By 1963, more than two-thirds of the continent had become independent. This prompted them to form the Organisation of African Unity (OAU) at their meeting in Ethiopia. The organisation would later be disbanded in 2002 by then Chairman, President Thabo Mbeki of South Africa, to be replaced by the African Union.
The main focuses of the OAU were economic integration amongst its member states and the eradication of colonialism and neo-colonialism from the continent, noble endeavours that promoted the freedom and unity of African nations. As such, they pledged to support the work of freedom fighters in African nation working towards their independence.
The theme for this year’s Africa Day celebrations is “Arts, Culture and Heritage: Levers for Building the Africa We Want.”
Africa Day is celebrated as a holiday on the continent and around the world.

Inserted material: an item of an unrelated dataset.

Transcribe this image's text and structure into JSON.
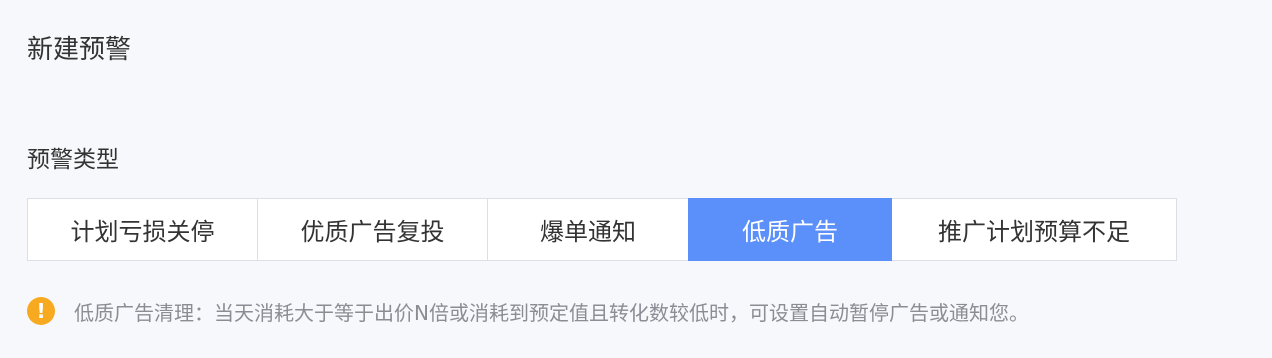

It is representative of the solidarity of African people around the world.
As the continent continues to grow and develop, we cannot forget the triumphs of our humble beginnings or the unity to be found therein.